However, another site at the US House of Representatives has it right.  On the House Judiciary Committee site, they have the correct version of the rule posted on their Procedural Documents page.

The Administrative Office of the U.S. Courts has the correct version posted on their Rules page.   I also checked a number of Federal Court websites and all had the current version.

The GPO Access site directs you to the most recent printed, official version of the US Code (2006), so this is out of date.  And, worth noting: “The information contained in the U.S. Code on GPO Access has been provided to GPO by the Office of the Law Revision Counsel of the U.S. House of Representatives.”   But, of course.   Also, FDSys has such a great interface and so much useful information, but it is only current through the last official supplement — missing the current version of this rule.

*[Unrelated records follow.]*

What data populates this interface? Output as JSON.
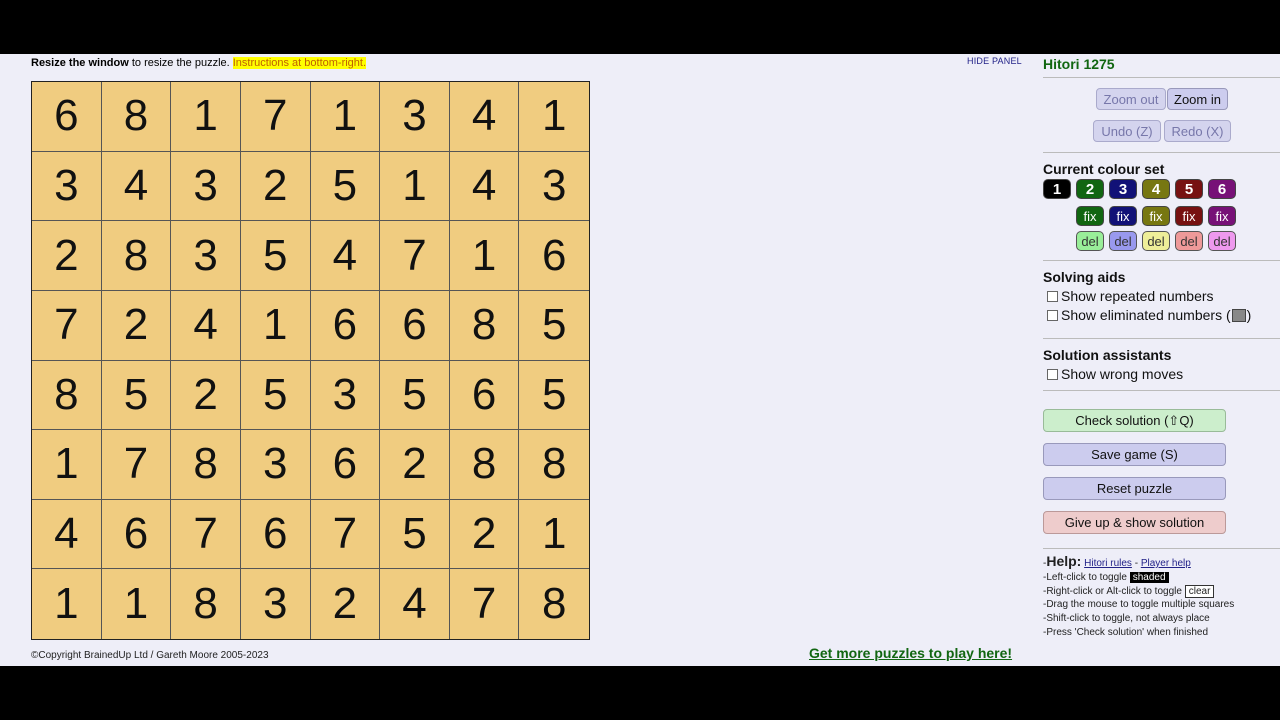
{
  "top_bar": {
    "instr_bold": "Resize the window",
    "instr_text": " to resize the puzzle. ",
    "instr_highlight": "Instructions at bottom-right.",
    "hide_panel": "HIDE PANEL"
  },
  "puzzle": {
    "rows": [
      [
        6,
        8,
        1,
        7,
        1,
        3,
        4,
        1
      ],
      [
        3,
        4,
        3,
        2,
        5,
        1,
        4,
        3
      ],
      [
        2,
        8,
        3,
        5,
        4,
        7,
        1,
        6
      ],
      [
        7,
        2,
        4,
        1,
        6,
        6,
        8,
        5
      ],
      [
        8,
        5,
        2,
        5,
        3,
        5,
        6,
        5
      ],
      [
        1,
        7,
        8,
        3,
        6,
        2,
        8,
        8
      ],
      [
        4,
        6,
        7,
        6,
        7,
        5,
        2,
        1
      ],
      [
        1,
        1,
        8,
        3,
        2,
        4,
        7,
        8
      ]
    ]
  },
  "footer": {
    "copyright": "©Copyright BrainedUp Ltd / Gareth Moore 2005-2023",
    "get_more": "Get more puzzles to play here!"
  },
  "panel": {
    "title": "Hitori 1275",
    "zoom_out": "Zoom out",
    "zoom_in": "Zoom in",
    "undo": "Undo (Z)",
    "redo": "Redo (X)",
    "colour_set_title": "Current colour set",
    "swatches": [
      {
        "label": "1",
        "color": "#000000"
      },
      {
        "label": "2",
        "color": "#116611"
      },
      {
        "label": "3",
        "color": "#111177"
      },
      {
        "label": "4",
        "color": "#777711"
      },
      {
        "label": "5",
        "color": "#771111"
      },
      {
        "label": "6",
        "color": "#771177"
      }
    ],
    "fix_label": "fix",
    "del_label": "del",
    "fix_colors": [
      "#116611",
      "#111177",
      "#777711",
      "#771111",
      "#771177"
    ],
    "del_colors": [
      "#99ee99",
      "#9999ee",
      "#eeee99",
      "#ee9999",
      "#ee99ee"
    ],
    "solving_aids_title": "Solving aids",
    "show_repeated": "Show repeated numbers",
    "show_eliminated": "Show eliminated numbers (",
    "show_eliminated_end": ")",
    "solution_assistants_title": "Solution assistants",
    "show_wrong": "Show wrong moves",
    "check_solution": "Check solution (⇧Q)",
    "save_game": "Save game (S)",
    "reset_puzzle": "Reset puzzle",
    "give_up": "Give up & show solution",
    "help": {
      "prefix": "-",
      "heading": "Help:",
      "rules_link": "Hitori rules",
      "sep": " - ",
      "player_help": "Player help",
      "line1_a": "-Left-click to toggle ",
      "line1_b": "shaded",
      "line2_a": "-Right-click or Alt-click to toggle ",
      "line2_b": "clear",
      "line3": "-Drag the mouse to toggle multiple squares",
      "line4": "-Shift-click to toggle, not always place",
      "line5": "-Press 'Check solution' when finished"
    }
  }
}
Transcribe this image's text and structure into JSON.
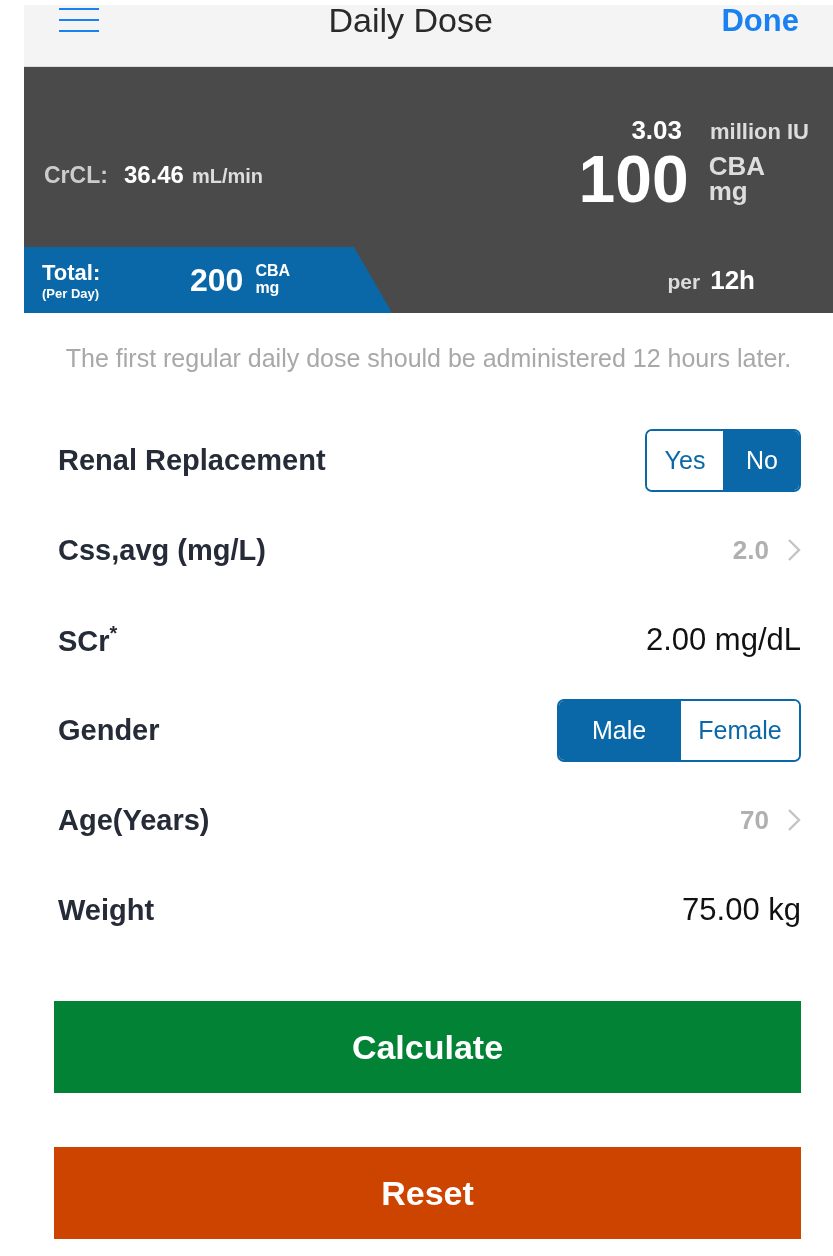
{
  "nav": {
    "title": "Daily Dose",
    "done": "Done"
  },
  "summary": {
    "crcl_label": "CrCL:",
    "crcl_value": "36.46",
    "crcl_unit": "mL/min",
    "iu_value": "3.03",
    "iu_unit": "million IU",
    "dose_value": "100",
    "dose_unit_1": "CBA",
    "dose_unit_2": "mg",
    "per_label": "per",
    "per_value": "12h",
    "total_label": "Total:",
    "total_sub": "(Per Day)",
    "total_value": "200",
    "total_unit_1": "CBA",
    "total_unit_2": "mg"
  },
  "message": "The first regular daily dose should be administered 12 hours later.",
  "rows": [
    {
      "kind": "toggle",
      "label": "Renal Replacement",
      "options": [
        {
          "label": "Yes",
          "selected": false
        },
        {
          "label": "No",
          "selected": true
        }
      ]
    },
    {
      "kind": "picker",
      "label": "Css,avg (mg/L)",
      "value": "2.0"
    },
    {
      "kind": "value",
      "label": "SCr$^{*}$",
      "value": "2.00 mg/dL"
    },
    {
      "kind": "toggle",
      "label": "Gender",
      "options": [
        {
          "label": "Male",
          "selected": true
        },
        {
          "label": "Female",
          "selected": false
        }
      ]
    },
    {
      "kind": "picker",
      "label": "Age(Years)",
      "value": "70"
    },
    {
      "kind": "value",
      "label": "Weight",
      "value": "75.00 kg"
    }
  ],
  "buttons": [
    {
      "kind": "calculate",
      "label": "Calculate"
    },
    {
      "kind": "reset",
      "label": "Reset"
    }
  ]
}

As to various commercial versions: Westlaw and Lexis have the correct version.  And, FastCase and CaseMaker also have the current version.

However, newcomer on the block, Bloomberg’s BLAW has a 1998 version — very out of date (and still with the 10 days instead of 14 days mistake, among others).

So, what is the right thing to say to your class?  Do we feed the research paranoia, as Bob Berring describes it, where students feel the need to double or triple check everything online on multiple sources?  Or do we frustrate the students with the caveat that sometimes even the best resources aren’t going to do the trick?

This is truly a teachable moment, but not the type of lesson I had in mind.

Brief Fight Likely to End in Compromise

From tomorrow’s (Friday’s) San Francisco Recorder:

Brief Fight Likely to End in Compromise
The Recorder

By Mike McKee

October 30, 2009

The [California] Supreme Court sounds willing to end its practice of shipping briefs from all the state’s appellate cases to Westlaw and LexisNexis, which charge for them. An Irvine lawyer [Edmond Connor] saw a copyright problem…

Some more from the article:

‘Connor, who claims court briefs are lawyers’ copyrighted property, wrote again last Friday, urging the court to at least amend Rule of Court 8.212 — which requires lawyers to file either one electronic copy or four hard copies of their briefs with the high court — to instead require only one paper copy.

“Litigants will not have to incur the needless time and expense,” he wrote, “of providing the court with extra copies of briefs that the court simply discards — or gives away to vendors.”

Local Rules in the Wake of Federal Rule of Appellate Procedure 32.1

“Local Rules in the Wake of Federal Rule of Appellate Procedure 32.1”

DAVID R. CLEVELAND, Nova Southeastern University – Shepard Broad Law Center

Adoption of the Federal Rule of Appellate Procedure 32.1 has had a ripple effect throughout the federal courts of appeals, but it has not brought uniformity on the issue of unpublished opinions. The federal judiciary’s practice of issuing unpublished opinions traditionally ascribed three characteristics to such opinions: unpublished, non-citeable, and non-precedential. However, local rules of the Courts of Appeals are widely varied on these characteristics. The most fundamental jurisprudential question: “what is law?” has varying answers across a supposedly uniform federal system. From the types of cases eligible for unpublication to the limits of citation of unpublished opinions to the precedential status afforded such opinions, uncertainty and ambiguity abounds.

This article, Local Rules in the Wake of Federal Rule of Appellate Procedure 32.1, examines the federal judiciary’s desire for uniform rules on publication and citation (and its persistent avoidance of the precedent issue) regarding unpublished opinions. It then categorizes and analyzes the circuits’ local rules regarding publication, citation, and precedent in the wake of Federal Rule of Appellate Procedure 32.1. Finding significant discrepancies between circuit local rules in each of these three categories, the article argues for truly uniform publication, citation, and precedent rules – the most direct of which would be to end the experiment with unpublished opinions and recognize the full value of all circuit court opinions.

 

Source:  LSN Law & Courts Vol. 3 No. 59,  09/07/2009